When I first got this bike, I had to use all my muscle to rock it off of the center stand. It made me wonder about the R65 model… but then I realized that both tires were still touching the ground while it was on the center stand. I still wasn’t sure if this was correct or not. I thought it could have been on of the R65 quirks until a local mechanic friend told me it was due to the center stand being slightly bent.
1980 BMW R65
So the bike went back up on the lift…
1980 BMW bent center stand tabs where it touches the frame
The bent area was filled in with a weld on both sides
Ground the weld down to be flat again. I could have kept a bit more material in hind sight.
Painted and ready for re-install thanks to my mini garage helper.
The front wheel no longer touches the ground and it is much easier to rock off the center stand. I could have built up even more material so it would sit a bit higher but I was being conservative. I wasn’t really sure how much was too much. But for now, the problem is solved.
I can’t remember the condition of this final drive when I assembled my 77 R100s back in 2003. When I had my rear tire replaced recently, I noticed how terrible the splines are. The splines on the wheel are better then the final drive but they will need replacing someday too.
I found this drive with the same ratio and cleaned it up and replaced the spline. Now it is time to swap the drives.
While it is apart, I am taking the opportunity to pull the tranny back and lube the clutch splines as well.
Back to Beemers…
I’m working on a project bike for a friend and had the items powder coated satin black. I’m very excited to see how this bike will turn out.
And yes, I have a very messy garage/workbench at the moment.
I removed the wheel bearings and the races with lots of heat, and the help of a press.

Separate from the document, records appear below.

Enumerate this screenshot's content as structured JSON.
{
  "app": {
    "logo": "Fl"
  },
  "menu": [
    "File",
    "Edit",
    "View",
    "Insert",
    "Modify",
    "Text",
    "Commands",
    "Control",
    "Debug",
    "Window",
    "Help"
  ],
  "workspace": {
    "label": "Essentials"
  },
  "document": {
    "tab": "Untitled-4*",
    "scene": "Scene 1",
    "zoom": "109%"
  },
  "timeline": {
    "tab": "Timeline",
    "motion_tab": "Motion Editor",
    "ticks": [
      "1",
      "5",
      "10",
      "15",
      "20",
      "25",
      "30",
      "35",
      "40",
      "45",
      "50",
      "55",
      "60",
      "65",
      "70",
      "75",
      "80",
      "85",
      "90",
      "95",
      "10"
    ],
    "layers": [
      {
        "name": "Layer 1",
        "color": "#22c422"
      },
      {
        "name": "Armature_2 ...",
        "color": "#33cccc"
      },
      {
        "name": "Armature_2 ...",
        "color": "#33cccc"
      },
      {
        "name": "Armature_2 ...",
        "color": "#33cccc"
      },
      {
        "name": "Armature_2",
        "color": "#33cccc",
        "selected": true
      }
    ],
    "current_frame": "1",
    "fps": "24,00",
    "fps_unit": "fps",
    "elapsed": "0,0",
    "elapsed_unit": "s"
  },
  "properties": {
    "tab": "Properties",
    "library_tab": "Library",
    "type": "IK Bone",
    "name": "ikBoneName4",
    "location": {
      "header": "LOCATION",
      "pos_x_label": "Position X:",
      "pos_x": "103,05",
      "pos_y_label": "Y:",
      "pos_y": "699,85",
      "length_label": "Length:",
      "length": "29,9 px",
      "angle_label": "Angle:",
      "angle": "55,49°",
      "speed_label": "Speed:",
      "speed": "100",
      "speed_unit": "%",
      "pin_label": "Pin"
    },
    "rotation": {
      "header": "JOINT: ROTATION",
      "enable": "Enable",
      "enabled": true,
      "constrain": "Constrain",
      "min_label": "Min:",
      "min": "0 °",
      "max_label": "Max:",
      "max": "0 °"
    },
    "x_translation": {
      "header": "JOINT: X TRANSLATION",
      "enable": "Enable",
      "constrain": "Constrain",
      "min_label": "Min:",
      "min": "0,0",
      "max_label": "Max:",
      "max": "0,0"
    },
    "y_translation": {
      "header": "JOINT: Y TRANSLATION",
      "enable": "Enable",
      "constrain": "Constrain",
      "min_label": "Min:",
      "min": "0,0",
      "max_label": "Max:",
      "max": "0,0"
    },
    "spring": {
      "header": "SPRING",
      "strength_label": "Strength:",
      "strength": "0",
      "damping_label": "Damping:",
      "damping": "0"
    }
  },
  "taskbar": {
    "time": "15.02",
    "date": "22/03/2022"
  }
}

Then went to the powder coat shop and gave them the masking instructions.
Here are some photos of the install.
Not pictured is the process of checking and testing the bearings in the race to make sure they spin smoothly.
If not, clean them, re-test, and clean them again, etc…
Then grease ’em good!
Also not pictured is the process of cleaning the inside of the hub REALLY well. Especially since they were sand blasted.
And.. then there is the process of pre-loading the bearings, freezing them for a day, heating the hub and then ‘plop’, you are done.
Bearings from when I pulled them from the hub.
Preloaded bearing stack. I have a piece of steel pipe that I put on the other side of the stack with the axle to help with the preload.
A nice propping set up for when it is all heated. These are damaged cork Yoga blocks that a yoga company couldn’t sell. I happily found a home for them in my garage and they come in handy!
Frozen bearing stack and axle dropped into that toasty hot hub.
Just an update… I have 3 bikes in the works but they have been taking longer then expected. I’m trying to customize many features vs buying the available parts out there.
And, I’ve been busy over at Oshmo.com helping to develop some Airhead aftermarket parts that look good, and function, for customizing these old BMW’s.
Recent additions are rear sets, and top clamps… more ideas to come!!